"We are going to free ourselves from a dependence on fossil fuels," he said (Climatewire, April 30).

Former Housing and Urban Development Secretary Julián Castro pointed to the importance of helping vulnerable climate communities, such as those in Puerto Rico still recovering from Hurricane Maria. "My first visit after I announced my candidacy wasn't to Iowa or New Hampshire — it was to San Juan, Puerto Rico, because ... if I'm elected president, everybody will count," he said.

And former Maryland Rep. John Delaney touted his own support for a carbon tax. "All the economists agree that a carbon pricing mechanism works," he said. "You just have to do it right."

Activist pressure

While unprecedented, last night's one-upmanship over climate was months in the making.

Since last fall, environmental activists have worked to turn climate change into a top-tier issue in the 2020 Democratic primary.

Their campaign began a week after the 2018 election, when protesters with the Sunrise Movement stormed the offices of Rep. Nancy Pelosi (D-Calif.) — who at the time hadn't even locked up enough Democratic support to ensure her return as House speaker.

More than 50 activists were arrested, but the episode put both the Sunrise Movement and the Green New Deal on the national radar (Climatewire, Nov. 14, 2018). And somehow they stayed there.

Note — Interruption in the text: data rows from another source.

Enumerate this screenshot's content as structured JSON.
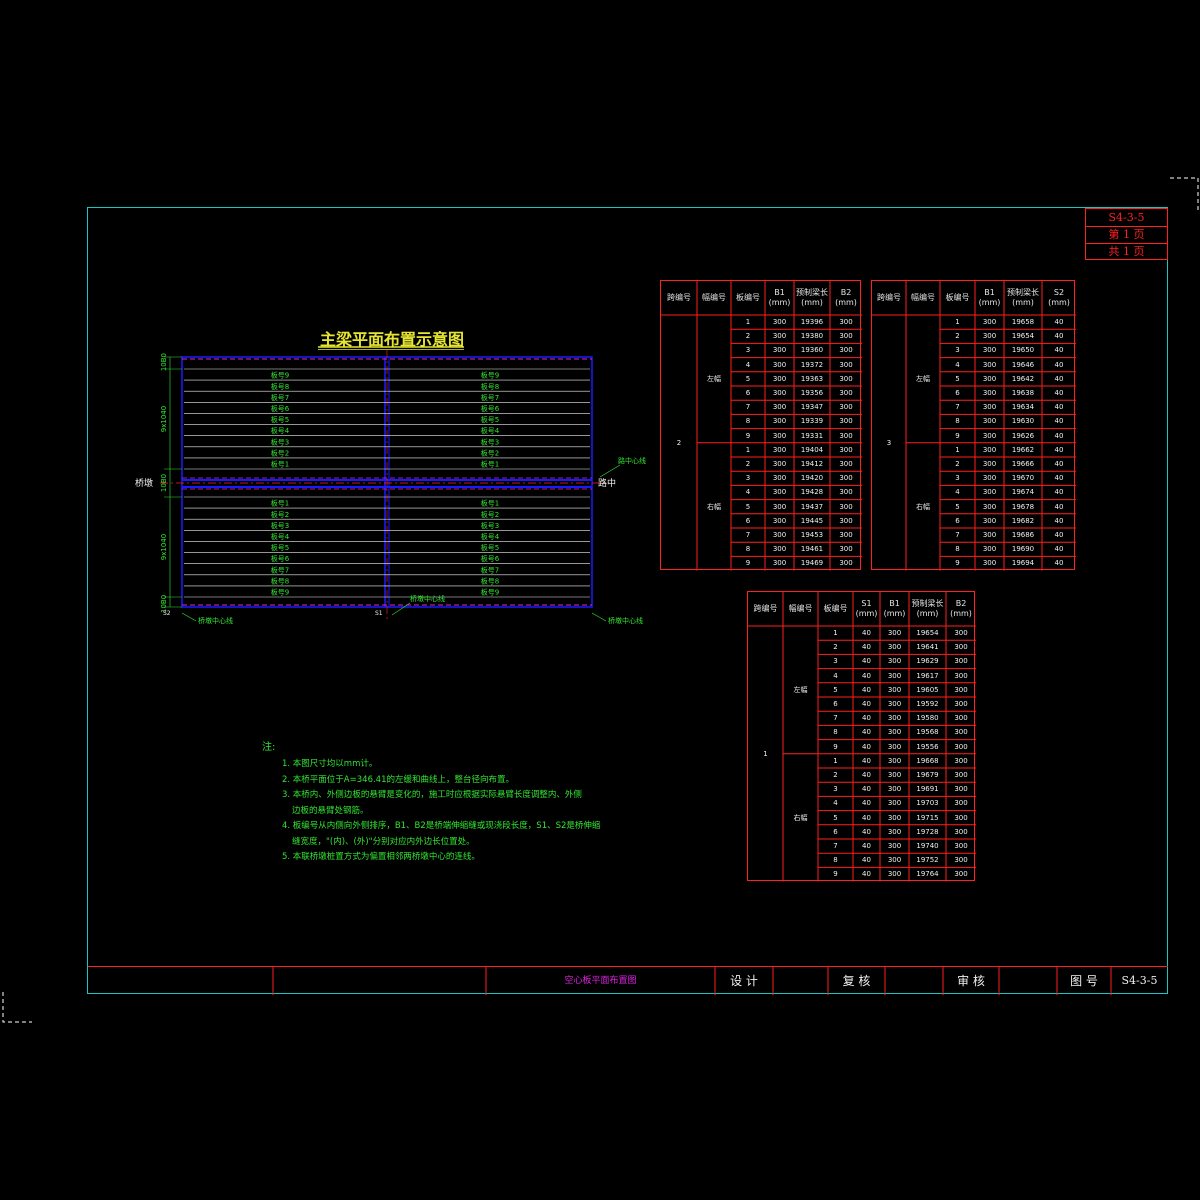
{
  "sheet_box": {
    "code": "S4-3-5",
    "page": "第 1 页",
    "total": "共 1 页"
  },
  "drawing": {
    "title": "主梁平面布置示意图",
    "plate_labels_top": [
      "板号9",
      "板号8",
      "板号7",
      "板号6",
      "板号5",
      "板号4",
      "板号3",
      "板号2",
      "板号1"
    ],
    "plate_labels_bottom": [
      "板号1",
      "板号2",
      "板号3",
      "板号4",
      "板号5",
      "板号6",
      "板号7",
      "板号8",
      "板号9"
    ],
    "dims_left": [
      "10B0",
      "9x1040",
      "10B0",
      "9x1040",
      "10B0"
    ],
    "label_left": "桥墩",
    "label_right": "路中心线",
    "label_right2": "路中",
    "label_bottom_mid": "桥墩中心线",
    "label_bottom_left": "桥墩中心线",
    "label_bottom_right": "桥墩中心线",
    "mark_s2": "S2",
    "mark_s1": "S1"
  },
  "notes": {
    "heading": "注:",
    "items": [
      "1. 本图尺寸均以mm计。",
      "2. 本桥平面位于A=346.41的左缓和曲线上，整台径向布置。",
      "3. 本桥内、外侧边板的悬臂是变化的，施工时应根据实际悬臂长度调整内、外侧",
      "边板的悬臂处钢筋。",
      "4. 板编号从内侧向外侧排序，B1、B2是桥端伸缩缝或现浇段长度，S1、S2是桥伸缩",
      "缝宽度，\"(内)、(外)\"分别对应内外边长位置处。",
      "5. 本联桥墩桩置方式为偏置相邻两桥墩中心的连线。"
    ]
  },
  "table_a": {
    "headers": [
      "跨编号",
      "幅编号",
      "板编号",
      "B1\n(mm)",
      "预制梁长\n(mm)",
      "B2\n(mm)"
    ],
    "span": "2",
    "groups": [
      {
        "side": "左幅",
        "rows": [
          [
            "1",
            "300",
            "19396",
            "300"
          ],
          [
            "2",
            "300",
            "19380",
            "300"
          ],
          [
            "3",
            "300",
            "19360",
            "300"
          ],
          [
            "4",
            "300",
            "19372",
            "300"
          ],
          [
            "5",
            "300",
            "19363",
            "300"
          ],
          [
            "6",
            "300",
            "19356",
            "300"
          ],
          [
            "7",
            "300",
            "19347",
            "300"
          ],
          [
            "8",
            "300",
            "19339",
            "300"
          ],
          [
            "9",
            "300",
            "19331",
            "300"
          ]
        ]
      },
      {
        "side": "右幅",
        "rows": [
          [
            "1",
            "300",
            "19404",
            "300"
          ],
          [
            "2",
            "300",
            "19412",
            "300"
          ],
          [
            "3",
            "300",
            "19420",
            "300"
          ],
          [
            "4",
            "300",
            "19428",
            "300"
          ],
          [
            "5",
            "300",
            "19437",
            "300"
          ],
          [
            "6",
            "300",
            "19445",
            "300"
          ],
          [
            "7",
            "300",
            "19453",
            "300"
          ],
          [
            "8",
            "300",
            "19461",
            "300"
          ],
          [
            "9",
            "300",
            "19469",
            "300"
          ]
        ]
      }
    ]
  },
  "table_b": {
    "headers": [
      "跨编号",
      "幅编号",
      "板编号",
      "B1\n(mm)",
      "预制梁长\n(mm)",
      "S2\n(mm)"
    ],
    "span": "3",
    "groups": [
      {
        "side": "左幅",
        "rows": [
          [
            "1",
            "300",
            "19658",
            "40"
          ],
          [
            "2",
            "300",
            "19654",
            "40"
          ],
          [
            "3",
            "300",
            "19650",
            "40"
          ],
          [
            "4",
            "300",
            "19646",
            "40"
          ],
          [
            "5",
            "300",
            "19642",
            "40"
          ],
          [
            "6",
            "300",
            "19638",
            "40"
          ],
          [
            "7",
            "300",
            "19634",
            "40"
          ],
          [
            "8",
            "300",
            "19630",
            "40"
          ],
          [
            "9",
            "300",
            "19626",
            "40"
          ]
        ]
      },
      {
        "side": "右幅",
        "rows": [
          [
            "1",
            "300",
            "19662",
            "40"
          ],
          [
            "2",
            "300",
            "19666",
            "40"
          ],
          [
            "3",
            "300",
            "19670",
            "40"
          ],
          [
            "4",
            "300",
            "19674",
            "40"
          ],
          [
            "5",
            "300",
            "19678",
            "40"
          ],
          [
            "6",
            "300",
            "19682",
            "40"
          ],
          [
            "7",
            "300",
            "19686",
            "40"
          ],
          [
            "8",
            "300",
            "19690",
            "40"
          ],
          [
            "9",
            "300",
            "19694",
            "40"
          ]
        ]
      }
    ]
  },
  "table_c": {
    "headers": [
      "跨编号",
      "幅编号",
      "板编号",
      "S1\n(mm)",
      "B1\n(mm)",
      "预制梁长\n(mm)",
      "B2\n(mm)"
    ],
    "span": "1",
    "groups": [
      {
        "side": "左幅",
        "rows": [
          [
            "1",
            "40",
            "300",
            "19654",
            "300"
          ],
          [
            "2",
            "40",
            "300",
            "19641",
            "300"
          ],
          [
            "3",
            "40",
            "300",
            "19629",
            "300"
          ],
          [
            "4",
            "40",
            "300",
            "19617",
            "300"
          ],
          [
            "5",
            "40",
            "300",
            "19605",
            "300"
          ],
          [
            "6",
            "40",
            "300",
            "19592",
            "300"
          ],
          [
            "7",
            "40",
            "300",
            "19580",
            "300"
          ],
          [
            "8",
            "40",
            "300",
            "19568",
            "300"
          ],
          [
            "9",
            "40",
            "300",
            "19556",
            "300"
          ]
        ]
      },
      {
        "side": "右幅",
        "rows": [
          [
            "1",
            "40",
            "300",
            "19668",
            "300"
          ],
          [
            "2",
            "40",
            "300",
            "19679",
            "300"
          ],
          [
            "3",
            "40",
            "300",
            "19691",
            "300"
          ],
          [
            "4",
            "40",
            "300",
            "19703",
            "300"
          ],
          [
            "5",
            "40",
            "300",
            "19715",
            "300"
          ],
          [
            "6",
            "40",
            "300",
            "19728",
            "300"
          ],
          [
            "7",
            "40",
            "300",
            "19740",
            "300"
          ],
          [
            "8",
            "40",
            "300",
            "19752",
            "300"
          ],
          [
            "9",
            "40",
            "300",
            "19764",
            "300"
          ]
        ]
      }
    ]
  },
  "title_block": {
    "drawing_name": "空心板平面布置图",
    "design": "设 计",
    "check": "复 核",
    "review": "审 核",
    "drawing_no_label": "图 号",
    "drawing_no": "S4-3-5"
  },
  "colors": {
    "frame": "#19c5c5",
    "table": "#ff2020",
    "text_green": "#32e632",
    "text_yellow": "#e6e632",
    "beam_line": "#1a1aff"
  }
}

In the weeks and months following that protest, the Sunrise Movement kept up the pressure, despite a few setbacks. For example, the group wanted Pelosi to create a House committee whose sole goal would be to draft plans for a Green New Deal.

That didn't happen, but Pelosi did agree to form a special climate change committee, which began meeting earlier this year. And — in another nod to the issue — House Democrats passed a climate messaging bill in May that reinforced support for the Paris climate accord.

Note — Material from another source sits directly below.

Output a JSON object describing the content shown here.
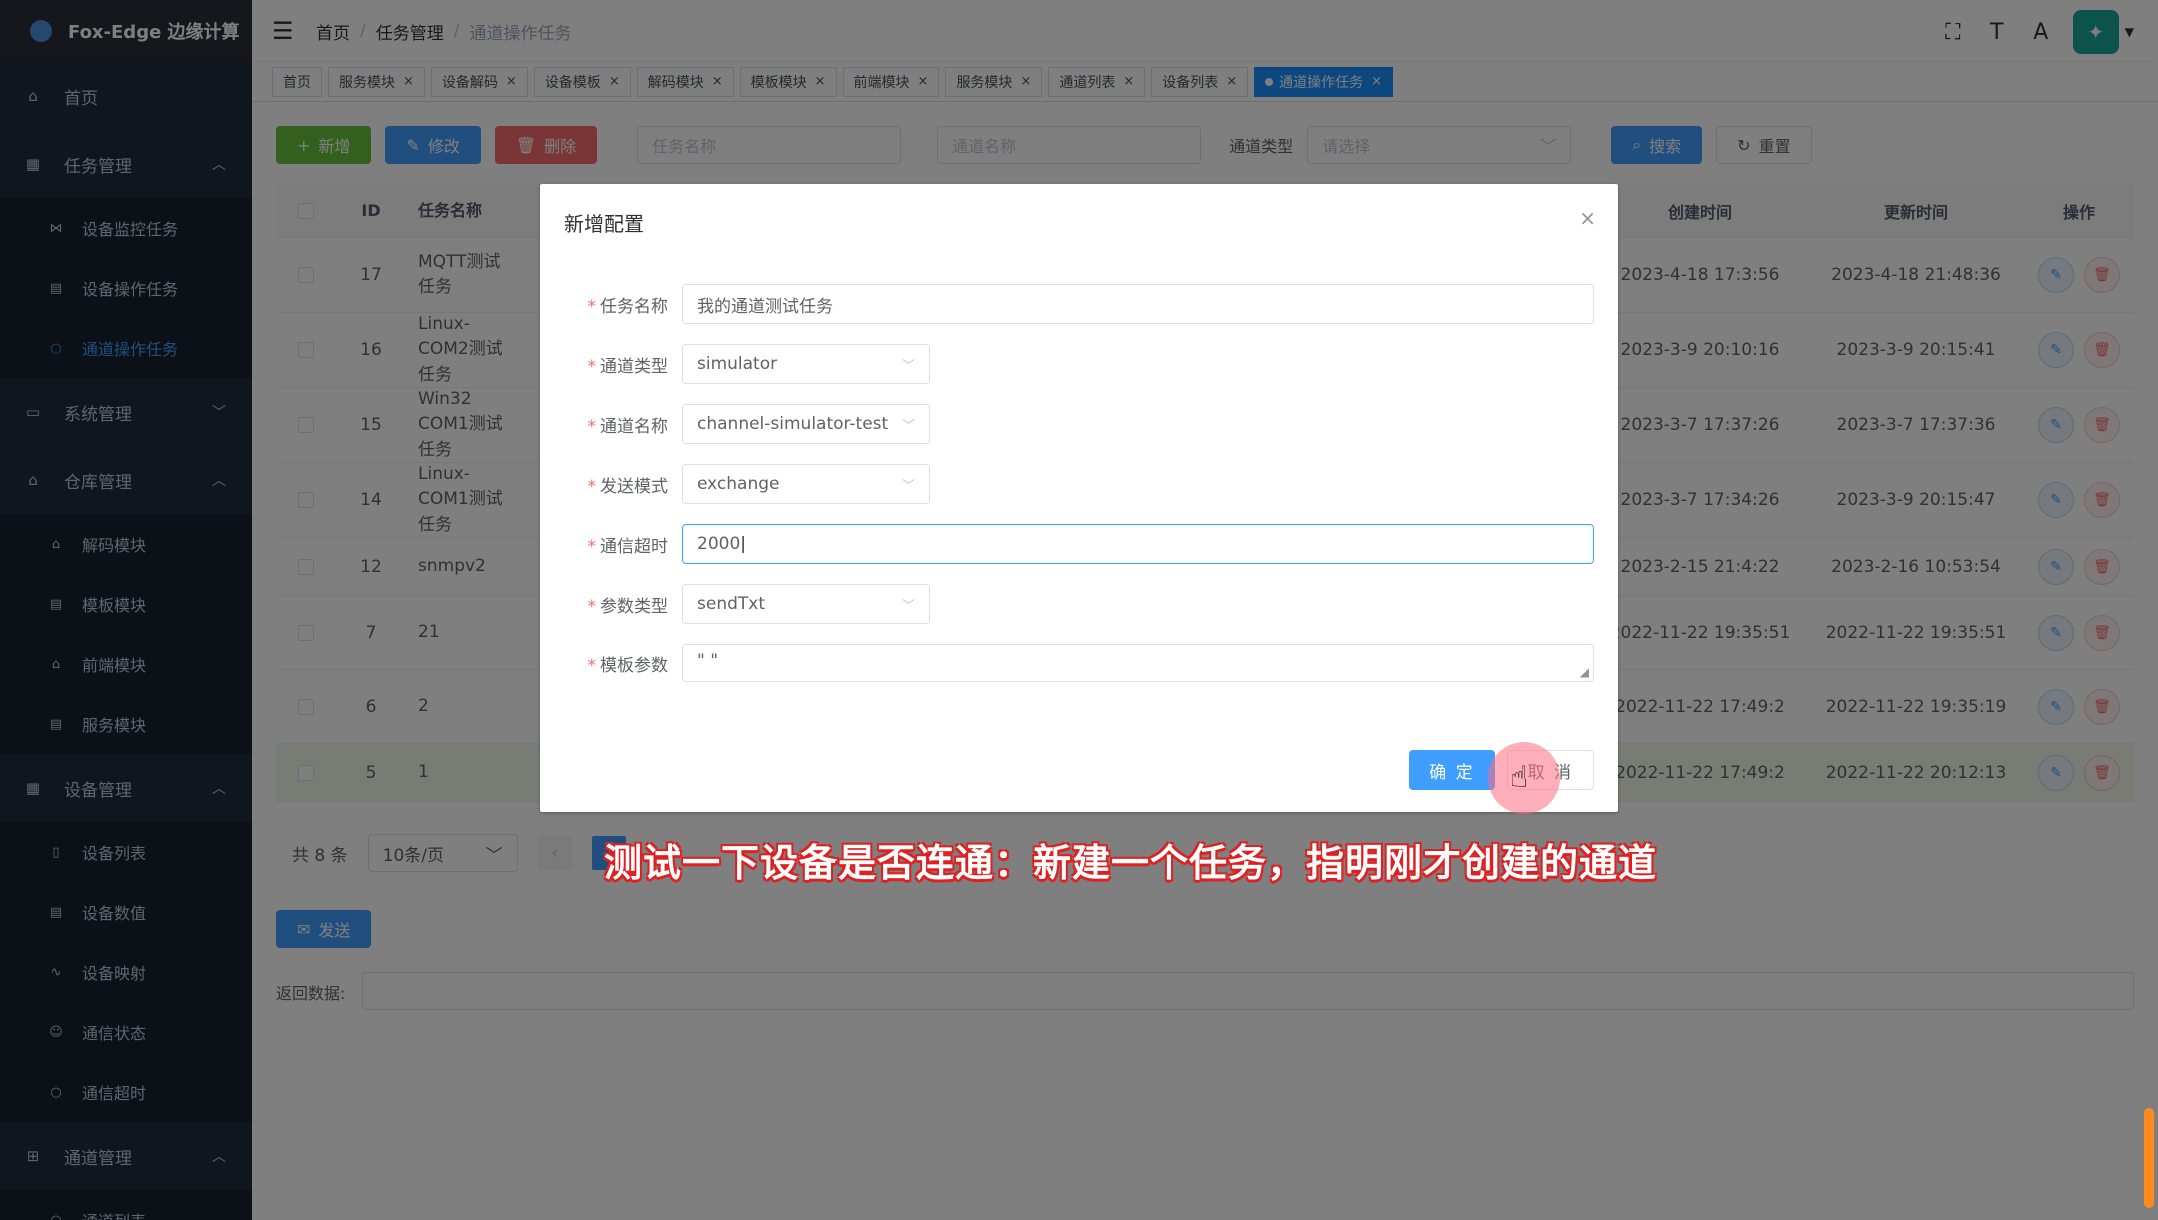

By themselves, both actions are meaningless. But they point to a growing acknowledgement among Democratic leaders that climate change is an important issue to their voters.

It's a recognition that has been reinforced by the Democratic presidential field.

Take the Green New Deal.

At the start of the year, the plan was still in its infancy. Even now, details remain nebulous. While it didn't merit a mention last night, 12 senators — including six White House aspirants — signed on as co-sponsors in February and March.

The rush to support the Green New Deal appears to have set a tone, too.

Several presidential candidates — from O'Rourke to Sen. Michael Bennet (D-Colo.) — have released detailed plans to fight climate change. That's in spite of the fact that the race has just started.

The attention has created a chicken-and-egg effect on the Democratic electorate. Poll after poll has shown that global warming is now a top-tier issue for Democratic primary voters, and activists have warned that the candidates had better pay attention to that fact.

"No candidate for president should take the debate stage — especially in a frontline community like Miami — without discussing how he or she will address this crisis on day one and really throughout every day of their presidency," said Pete Maysmith of the League of Conservation Voters.

Indeed, the drive by environmentalists to highlight climate change reached such a level this spring that many demanded that Democratic leadership hold a presidential debate devoted solely to that topic. The idea was rejected, but it received support from candidates from Inslee to former Vice President Joe Biden.

And it hasn't quite gone away, either.

This week, protesters with the Sunrise Movement descended on the Democratic National Committee's headquarters to demand that DNC Chairman Tom Perez reconsider the decision. The protest included an overnight sit-in by dozens of activists, according to the group.

"Tom Perez is telling us we can't have a climate debate because that's not how it's been done before," said Prakash in a statement. "Business-as-usual is a death sentence for my generation and the billions of people who are already feeling the damages of the climate crisis. This is an emergency and it's past time that Tom Perez and the Democratic party start being democratic."

Reprinted from Climatewire with permission from E&E News. E&E provides daily coverage of essential energy and environmental news at www.eenews.net.